In August 2008, Netflix experienced a major outage due to a single mistake that caused massive data corruption, leading to several days of downtime. This incident highlighted the vulnerabilities of a monolithic architecture and the need for a more resilient system.

To eliminate single points of failure and enable horizontal scalability, Netflix decided to migrate to Amazon Web Services (AWS), a public cloud platform. This move was part of a broader strategy to re-architect their systems for the cloud. By transitioning to a microservices architecture allowed Netflix to include many small teams responsible for the end-to-end development, each handling at least one microservice among hundreds already up-and-running on the platform.

Best practices for combining microservices and monolithic architectures

Navigating the complexities of software architecture is no small feat, especially when considering the integration of microservices and monoliths. However, when executed thoughtfully, this hybrid approach can yield significant benefits, marrying the scalability of microservices with the efficiency of monoliths.

Ensure compatibility between microservices and monolithic architectures

First and foremost, the microservices and monoliths within architectures must be designed to work in harmony. This involves establishing clear interfaces and communication protocols. Without this foundational compatibility, the system risks becoming a tangled web of mismatched components, leading to inefficiencies and potential points of failure.

Manage complexity

While the hybrid approach offers numerous advantages, it also introduces an additional layer of complexity. Therefore, it’s essential to have a holistic understanding of the systems. Know how each component, whether it’s a microservice or part of the monolith, fits into the larger ecosystem.
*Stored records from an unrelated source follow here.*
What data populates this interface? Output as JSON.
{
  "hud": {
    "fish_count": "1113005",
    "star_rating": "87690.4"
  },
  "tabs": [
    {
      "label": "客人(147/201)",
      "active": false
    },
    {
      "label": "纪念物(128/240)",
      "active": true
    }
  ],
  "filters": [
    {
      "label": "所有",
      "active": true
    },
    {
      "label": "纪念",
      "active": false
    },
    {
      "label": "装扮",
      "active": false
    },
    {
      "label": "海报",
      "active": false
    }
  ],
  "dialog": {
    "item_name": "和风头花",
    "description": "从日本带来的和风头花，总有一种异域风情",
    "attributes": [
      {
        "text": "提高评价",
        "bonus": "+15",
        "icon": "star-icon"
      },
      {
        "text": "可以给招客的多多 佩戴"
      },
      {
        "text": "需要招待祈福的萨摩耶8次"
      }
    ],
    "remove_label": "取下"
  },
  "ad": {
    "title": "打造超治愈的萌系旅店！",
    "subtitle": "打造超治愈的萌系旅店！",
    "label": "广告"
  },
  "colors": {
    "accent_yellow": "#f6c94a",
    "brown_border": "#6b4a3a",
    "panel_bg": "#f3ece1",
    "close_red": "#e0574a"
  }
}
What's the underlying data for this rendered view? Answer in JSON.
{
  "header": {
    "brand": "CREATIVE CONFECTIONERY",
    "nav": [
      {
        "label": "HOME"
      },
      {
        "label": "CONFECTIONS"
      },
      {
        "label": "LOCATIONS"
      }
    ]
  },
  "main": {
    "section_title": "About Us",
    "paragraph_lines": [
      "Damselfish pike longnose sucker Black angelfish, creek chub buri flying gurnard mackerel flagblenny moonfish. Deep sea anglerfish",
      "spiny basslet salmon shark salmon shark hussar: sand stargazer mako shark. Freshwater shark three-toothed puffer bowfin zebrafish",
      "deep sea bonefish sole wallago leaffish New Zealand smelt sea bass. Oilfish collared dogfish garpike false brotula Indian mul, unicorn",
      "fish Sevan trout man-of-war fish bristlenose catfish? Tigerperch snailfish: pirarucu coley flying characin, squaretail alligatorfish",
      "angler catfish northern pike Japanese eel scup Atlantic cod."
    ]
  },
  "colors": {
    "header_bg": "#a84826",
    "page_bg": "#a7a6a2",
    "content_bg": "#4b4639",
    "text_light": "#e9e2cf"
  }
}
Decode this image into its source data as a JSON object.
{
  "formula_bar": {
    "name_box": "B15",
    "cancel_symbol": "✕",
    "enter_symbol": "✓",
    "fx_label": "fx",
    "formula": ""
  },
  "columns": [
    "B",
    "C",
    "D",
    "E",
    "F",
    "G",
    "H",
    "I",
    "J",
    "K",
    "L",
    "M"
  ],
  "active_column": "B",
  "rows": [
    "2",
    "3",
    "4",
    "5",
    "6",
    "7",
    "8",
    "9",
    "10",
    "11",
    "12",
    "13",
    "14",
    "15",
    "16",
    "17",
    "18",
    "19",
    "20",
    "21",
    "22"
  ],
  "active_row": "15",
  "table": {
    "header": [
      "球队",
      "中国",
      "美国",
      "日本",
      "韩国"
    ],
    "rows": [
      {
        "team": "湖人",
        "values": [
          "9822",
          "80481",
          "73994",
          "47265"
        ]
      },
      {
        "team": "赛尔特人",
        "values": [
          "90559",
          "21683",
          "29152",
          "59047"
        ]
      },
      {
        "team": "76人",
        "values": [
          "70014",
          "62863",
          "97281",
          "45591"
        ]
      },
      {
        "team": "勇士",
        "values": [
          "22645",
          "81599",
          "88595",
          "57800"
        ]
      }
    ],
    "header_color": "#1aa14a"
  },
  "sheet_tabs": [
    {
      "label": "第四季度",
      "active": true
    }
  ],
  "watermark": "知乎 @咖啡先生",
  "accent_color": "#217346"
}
A well-documented architecture can serve as a roadmap, aiding in both development and troubleshooting.

Monitor and test

Given that combining architectural styles introduces new variables and potential points of failure, rigorous monitoring and testing are imperative. Employ monitoring tools that can provide real-time analytics and alerts. Additionally, implement comprehensive testing strategies that cover unit, integration, and end-to-end tests to ensure the system’s reliability and performance.

Final thoughts 

Selecting between microservices and monolithic architectures is not a one-size-fits-all decision. Both architectural style comes with its own set of trade-offs, a thoughtful, well-informed choice that yields significant benefits in different cases. These range from cost savings and operational efficiency to enhanced customer experience. Ultimately, the goal is to align architectural strategy with business objectives, thereby maximizing both technological and operational effectiveness. 

Thomas Charneau

December 14, 2023

9 Min read